Postal vote registration deadline simply days away as voters urged to use

With the general election now just over three weeks away, there’s only a few days left to register for a postal vote if you haven’t done so already.

If you’re on holiday or away from home on July 4 – or your work schedule will make it tricky for you to visit your nearest polling station between 7am and 10pm on the day – the easiest way to cast your vote is to send it in early via a postal vote.

It comes as the Electoral Reform Society warns millions of people are at risk of losing their ability to vote because they’re not properly registered.

Just 1.1 million applications to register to vote have been made since the election was called, according to the society, while last year up to eight million people were found to not be registered or were registered incorrectly, the Electoral Commission said.

When is the deadline to register for a postal vote?

People in England, Wales and Scotland have until 5pm on Wednesday June 19 to apply for a postal vote in the Parliamentary general election – and it’s the same for British voters who are overseas. Those living in Northern Ireland, however, have less time to organise their postal vote, as they must apply by Friday June 14 – and they can only do so by post (others can apply online – see below for details).

If your application arrives to your local Electoral Registration Office after 5pm on June 19, you run the risk of not being permitted to vote this year.

No matter where you’re based, you must also be registered to vote by 11.59pm on Tuesday June 18 .

How to register for a postal vote

You can apply online through the site to vote by post – the process should take around five minutes and you’ll need your National Insurance number. You can also apply using physical paper forms for a postal vote by post.

Under new election rules, all voters must prove their identity, and this applies even when you’re requesting a postal vote. When you apply, you’ll have the option of requesting a postal vote just for this election, a specific period (if you live in England, Wales or Scotland) or for three years. Every three years you’ll need to reapply for a postal vote, and if you have a long-term postal vote predating October 31 2023, this will expire on January 31 2026.

You do not need to register to vote before every election, but if you’ve moved house you’ll need to register again. And if you’ve changed your name for any reason, you can either request a change of name form via the electoral services team at your local council, or register to vote again.

When should I send in my postal vote?

Postal votes are counted at Selby Leisure Centre in the Selby and Ainsty by-election
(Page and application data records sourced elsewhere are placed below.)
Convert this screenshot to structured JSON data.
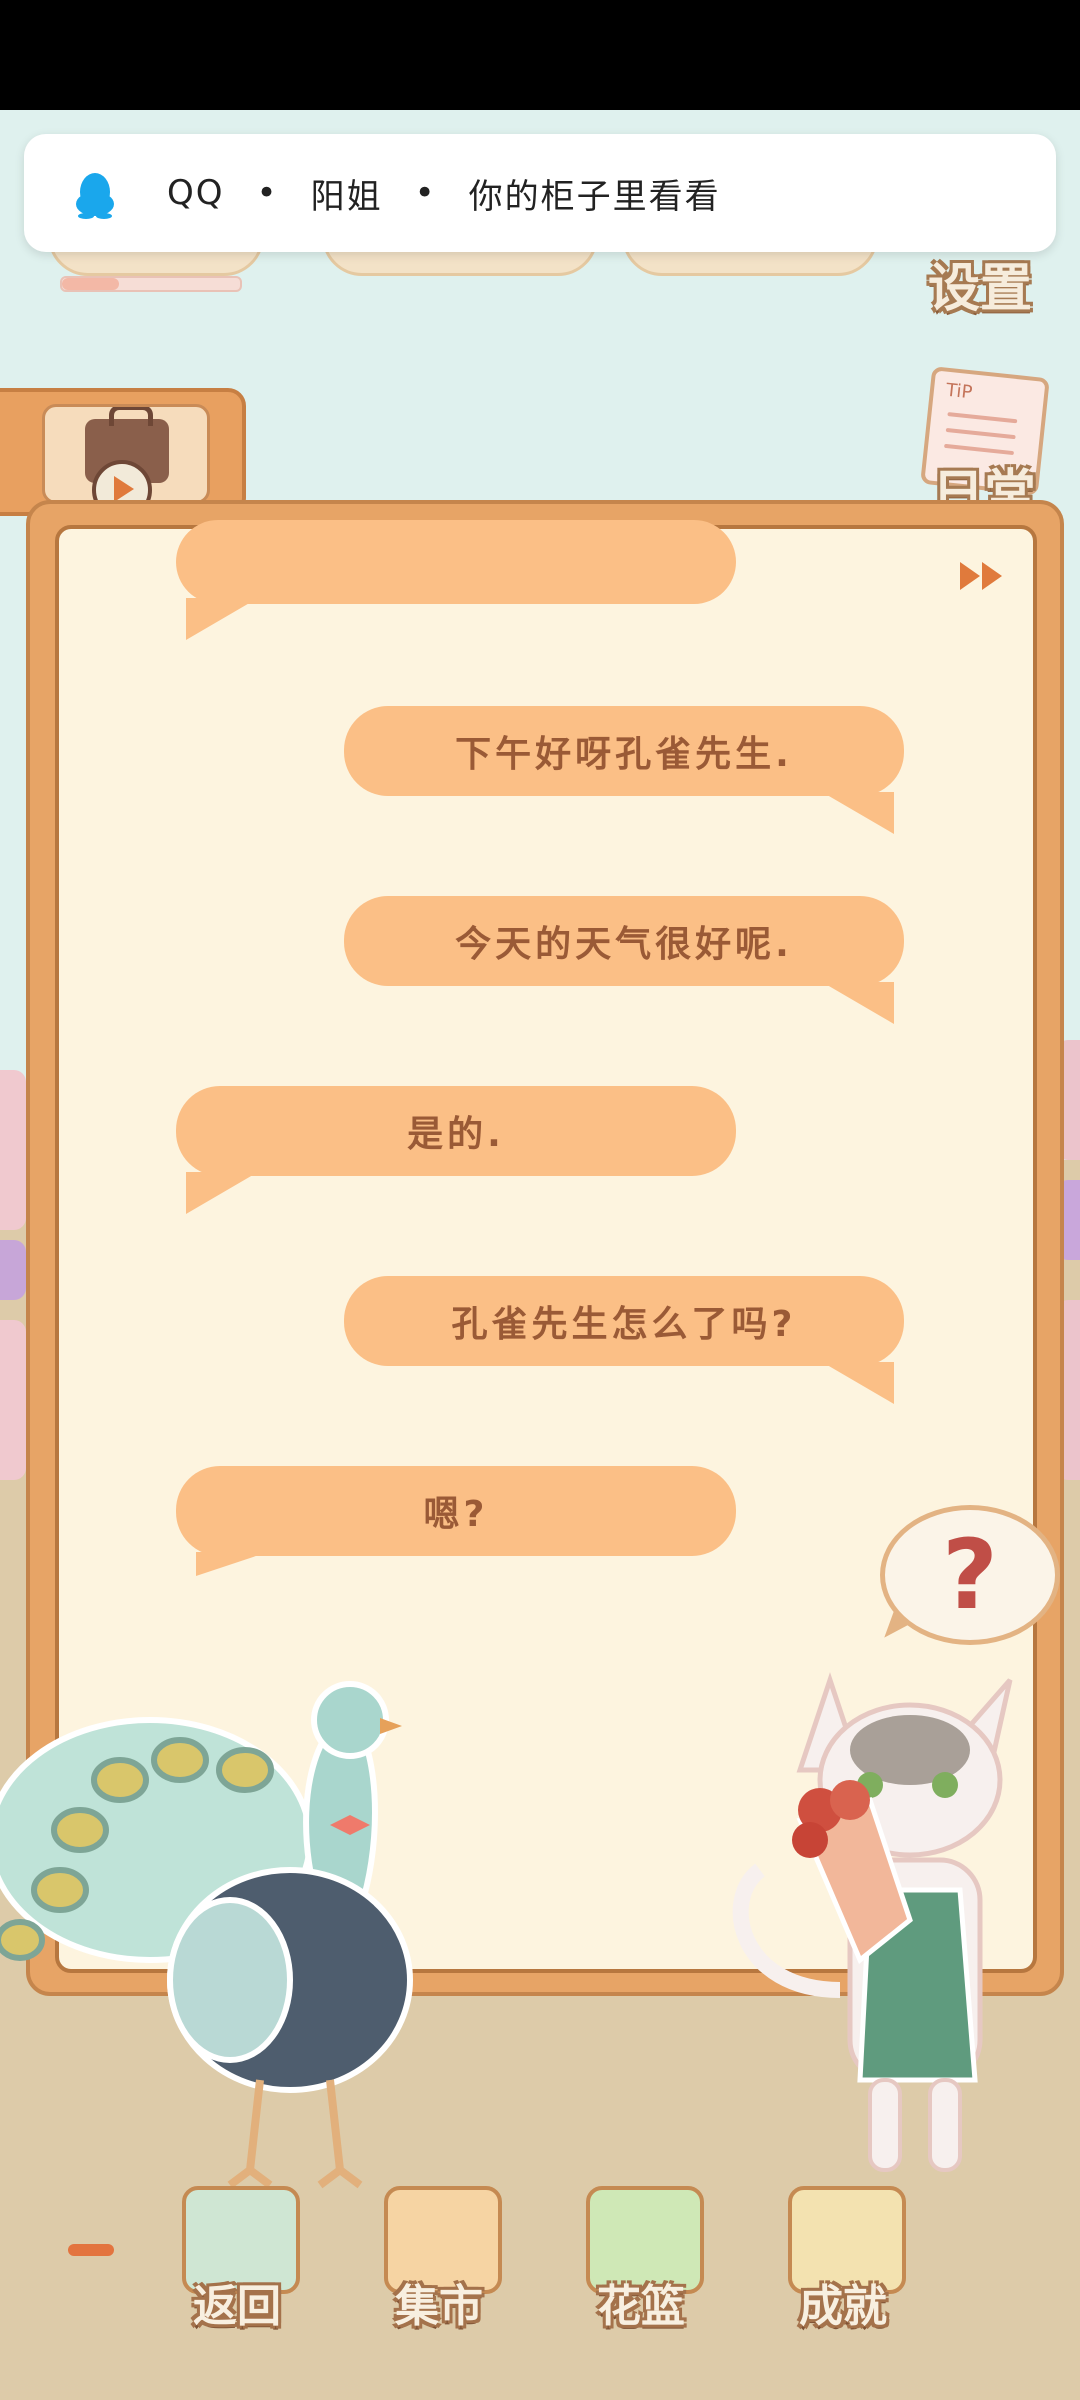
{
  "notification": {
    "app": "QQ",
    "separator": "•",
    "sender": "阳姐",
    "message": "你的柜子里看看"
  },
  "side_buttons": {
    "settings_label": "设置",
    "daily_label": "日常",
    "daily_note_text": "TiP"
  },
  "top_progress": {
    "fraction": 0.32
  },
  "dialog": {
    "bubbles": [
      {
        "side": "right",
        "text": "下午好呀孔雀先生."
      },
      {
        "side": "right",
        "text": "今天的天气很好呢."
      },
      {
        "side": "left",
        "text": "是的."
      },
      {
        "side": "right",
        "text": "孔雀先生怎么了吗?"
      },
      {
        "side": "left",
        "text": "嗯?"
      }
    ],
    "help_symbol": "?"
  },
  "characters": {
    "left": "peacock",
    "right": "cat-florist"
  },
  "bottom_nav": [
    {
      "label": "返回",
      "icon": "door-icon"
    },
    {
      "label": "集市",
      "icon": "market-stall-icon"
    },
    {
      "label": "花篮",
      "icon": "flower-basket-icon"
    },
    {
      "label": "成就",
      "icon": "trophy-icon"
    }
  ],
  "colors": {
    "bubble": "#fbbf86",
    "bubble_text": "#9a5a36",
    "frame": "#e7a466",
    "paper": "#fdf4df",
    "accent": "#e3743f"
  }
}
Postal votes must be received by 10pm on polling day
Getty Images)

Your completed ballot paper must be received by your local Electoral Registration Office by 10pm on election day – any later than this and it won’t be counted. Postal voters are encouraged to post back their ballot as soon as possible, sealing the envelope themselves and dropping it into a Royal Mail postbox – or asking someone they trust to post it on their behalf.

If for any reason you’re unable to post your ballot, or are worried about missing the deadline by mailing it in, you can also visit your nearest polling station in person to hand in your ballot by 10pm on election day, or take it to the Electoral Registration Office before it closes. You must hand it in to a member of staff at the polling station or Electoral Registration Office and complete a form – don’t post it through their letterbox.

What is a proxy vote and how does it work?

In special circumstances, you may be able to ask a trusted person to cast a vote on your behalf in what’s known as a proxy vote. This is for people who are away from home on polling day, have a medical issue or disability that makes it harder for them to reach a polling station, are registered as an overseas voter or are unable to vote in person because of their work or military service.

You can apply online for a proxy vote or by post, as long as your application is with your local Electoral Registration Office by 5pm on June 26 .

Your proxy must be eligible and registered to vote, allowed to vote in the type of election being held, and can vote in the polling station on your poll card. You must tell your proxy the candidate you want to vote for and they will have to show their own identification in person.

You may also be able to apply for an emergency proxy vote if circumstances mean you’re unable to vote on the day – for example, your photo ID has been lost or damaged, or you suffer a medical emergency. In England, Wales and Scotland you have until 5pm on election day to apply – fill in the relevant paper form on the site and sent it to your local Electoral Registration Office.

How to register for free voter ID

Voters in England need to show photo ID to vote in certain elections, under recent legislation. But if you don’t have a passport, driving licence or similar, you can apply for free voter ID via the website. The deadline to apply is Wednesday June 26 at 5pm.